#### Records for the task

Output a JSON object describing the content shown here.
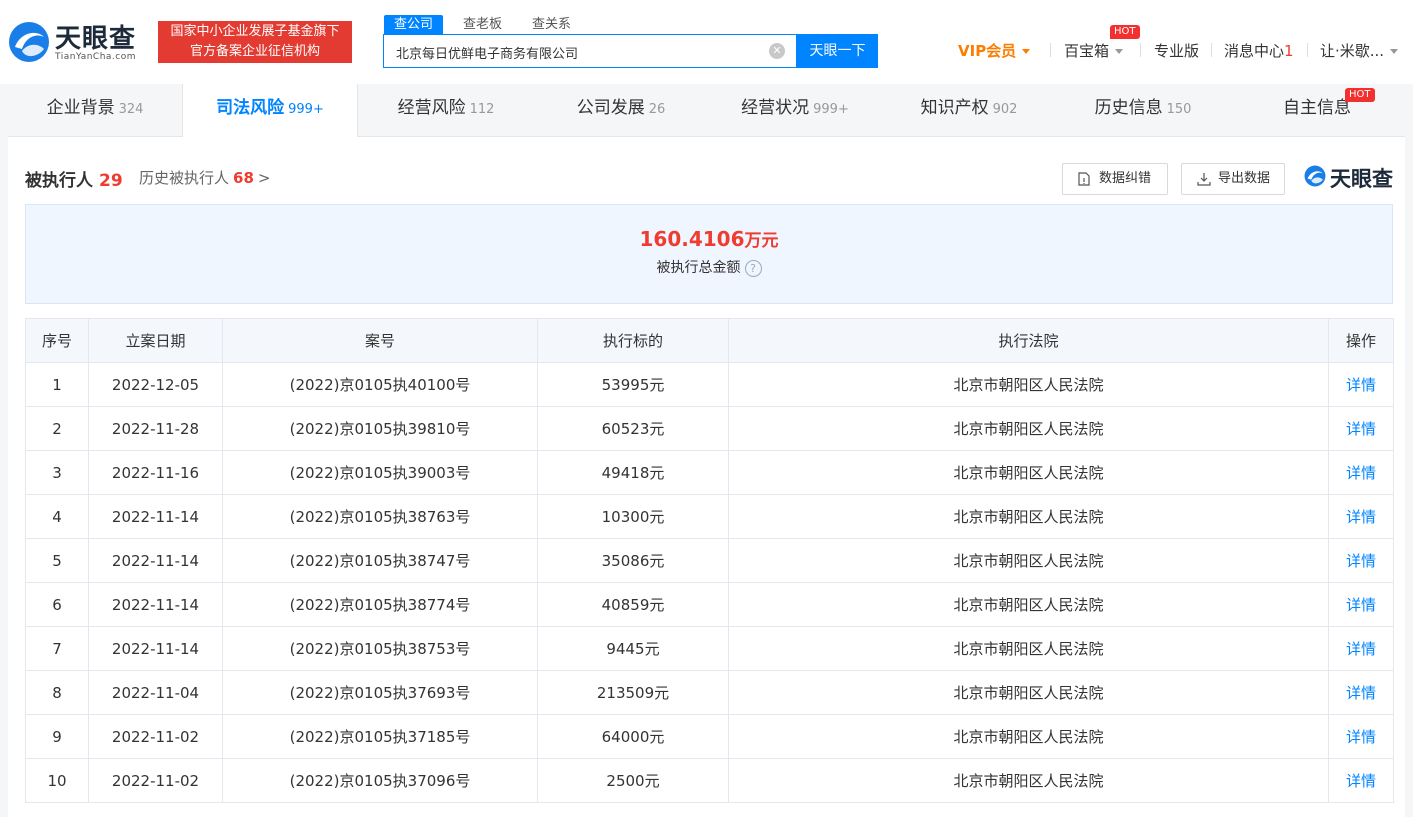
{
  "header": {
    "logo_text": "天眼查",
    "logo_sub": "TianYanCha.com",
    "gov_badge": [
      "国家中小企业发展子基金旗下",
      "官方备案企业征信机构"
    ],
    "search_tabs": [
      "查公司",
      "查老板",
      "查关系"
    ],
    "search_value": "北京每日优鲜电子商务有限公司",
    "search_button": "天眼一下",
    "nav": {
      "vip": "VIP会员",
      "baibaoxiang": "百宝箱",
      "hot": "HOT",
      "pro": "专业版",
      "messages": "消息中心",
      "message_count": "1",
      "user": "让·米歇..."
    }
  },
  "categories": [
    {
      "label": "企业背景",
      "count": "324"
    },
    {
      "label": "司法风险",
      "count": "999+"
    },
    {
      "label": "经营风险",
      "count": "112"
    },
    {
      "label": "公司发展",
      "count": "26"
    },
    {
      "label": "经营状况",
      "count": "999+"
    },
    {
      "label": "知识产权",
      "count": "902"
    },
    {
      "label": "历史信息",
      "count": "150"
    },
    {
      "label": "自主信息",
      "count": "",
      "badge": "HOT"
    }
  ],
  "section": {
    "title": "被执行人",
    "count": "29",
    "history_label": "历史被执行人",
    "history_count": "68",
    "history_arrow": ">",
    "correct_button": "数据纠错",
    "export_button": "导出数据",
    "brand": "天眼查"
  },
  "summary": {
    "amount": "160.4106",
    "unit": "万元",
    "label": "被执行总金额",
    "help": "?"
  },
  "table": {
    "headers": [
      "序号",
      "立案日期",
      "案号",
      "执行标的",
      "执行法院",
      "操作"
    ],
    "rows": [
      [
        "1",
        "2022-12-05",
        "(2022)京0105执40100号",
        "53995元",
        "北京市朝阳区人民法院",
        "详情"
      ],
      [
        "2",
        "2022-11-28",
        "(2022)京0105执39810号",
        "60523元",
        "北京市朝阳区人民法院",
        "详情"
      ],
      [
        "3",
        "2022-11-16",
        "(2022)京0105执39003号",
        "49418元",
        "北京市朝阳区人民法院",
        "详情"
      ],
      [
        "4",
        "2022-11-14",
        "(2022)京0105执38763号",
        "10300元",
        "北京市朝阳区人民法院",
        "详情"
      ],
      [
        "5",
        "2022-11-14",
        "(2022)京0105执38747号",
        "35086元",
        "北京市朝阳区人民法院",
        "详情"
      ],
      [
        "6",
        "2022-11-14",
        "(2022)京0105执38774号",
        "40859元",
        "北京市朝阳区人民法院",
        "详情"
      ],
      [
        "7",
        "2022-11-14",
        "(2022)京0105执38753号",
        "9445元",
        "北京市朝阳区人民法院",
        "详情"
      ],
      [
        "8",
        "2022-11-04",
        "(2022)京0105执37693号",
        "213509元",
        "北京市朝阳区人民法院",
        "详情"
      ],
      [
        "9",
        "2022-11-02",
        "(2022)京0105执37185号",
        "64000元",
        "北京市朝阳区人民法院",
        "详情"
      ],
      [
        "10",
        "2022-11-02",
        "(2022)京0105执37096号",
        "2500元",
        "北京市朝阳区人民法院",
        "详情"
      ]
    ]
  },
  "colors": {
    "accent": "#0084ff",
    "danger": "#f03b2f",
    "vip": "#ff7c00",
    "badge_red": "#e33b31"
  }
}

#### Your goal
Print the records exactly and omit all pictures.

#### Answer space
Output a JSON object describing the content shown here.
{
  "header": {
    "logo_text": "天眼查",
    "logo_sub": "TianYanCha.com",
    "gov_badge": [
      "国家中小企业发展子基金旗下",
      "官方备案企业征信机构"
    ],
    "search_tabs": [
      "查公司",
      "查老板",
      "查关系"
    ],
    "search_value": "北京每日优鲜电子商务有限公司",
    "search_button": "天眼一下",
    "nav": {
      "vip": "VIP会员",
      "baibaoxiang": "百宝箱",
      "hot": "HOT",
      "pro": "专业版",
      "messages": "消息中心",
      "message_count": "1",
      "user": "让·米歇..."
    }
  },
  "categories": [
    {
      "label": "企业背景",
      "count": "324"
    },
    {
      "label": "司法风险",
      "count": "999+"
    },
    {
      "label": "经营风险",
      "count": "112"
    },
    {
      "label": "公司发展",
      "count": "26"
    },
    {
      "label": "经营状况",
      "count": "999+"
    },
    {
      "label": "知识产权",
      "count": "902"
    },
    {
      "label": "历史信息",
      "count": "150"
    },
    {
      "label": "自主信息",
      "count": "",
      "badge": "HOT"
    }
  ],
  "section": {
    "title": "被执行人",
    "count": "29",
    "history_label": "历史被执行人",
    "history_count": "68",
    "history_arrow": ">",
    "correct_button": "数据纠错",
    "export_button": "导出数据",
    "brand": "天眼查"
  },
  "summary": {
    "amount": "160.4106",
    "unit": "万元",
    "label": "被执行总金额",
    "help": "?"
  },
  "table": {
    "headers": [
      "序号",
      "立案日期",
      "案号",
      "执行标的",
      "执行法院",
      "操作"
    ],
    "rows": [
      [
        "1",
        "2022-12-05",
        "(2022)京0105执40100号",
        "53995元",
        "北京市朝阳区人民法院",
        "详情"
      ],
      [
        "2",
        "2022-11-28",
        "(2022)京0105执39810号",
        "60523元",
        "北京市朝阳区人民法院",
        "详情"
      ],
      [
        "3",
        "2022-11-16",
        "(2022)京0105执39003号",
        "49418元",
        "北京市朝阳区人民法院",
        "详情"
      ],
      [
        "4",
        "2022-11-14",
        "(2022)京0105执38763号",
        "10300元",
        "北京市朝阳区人民法院",
        "详情"
      ],
      [
        "5",
        "2022-11-14",
        "(2022)京0105执38747号",
        "35086元",
        "北京市朝阳区人民法院",
        "详情"
      ],
      [
        "6",
        "2022-11-14",
        "(2022)京0105执38774号",
        "40859元",
        "北京市朝阳区人民法院",
        "详情"
      ],
      [
        "7",
        "2022-11-14",
        "(2022)京0105执38753号",
        "9445元",
        "北京市朝阳区人民法院",
        "详情"
      ],
      [
        "8",
        "2022-11-04",
        "(2022)京0105执37693号",
        "213509元",
        "北京市朝阳区人民法院",
        "详情"
      ],
      [
        "9",
        "2022-11-02",
        "(2022)京0105执37185号",
        "64000元",
        "北京市朝阳区人民法院",
        "详情"
      ],
      [
        "10",
        "2022-11-02",
        "(2022)京0105执37096号",
        "2500元",
        "北京市朝阳区人民法院",
        "详情"
      ]
    ]
  },
  "colors": {
    "accent": "#0084ff",
    "danger": "#f03b2f",
    "vip": "#ff7c00",
    "badge_red": "#e33b31"
  }
}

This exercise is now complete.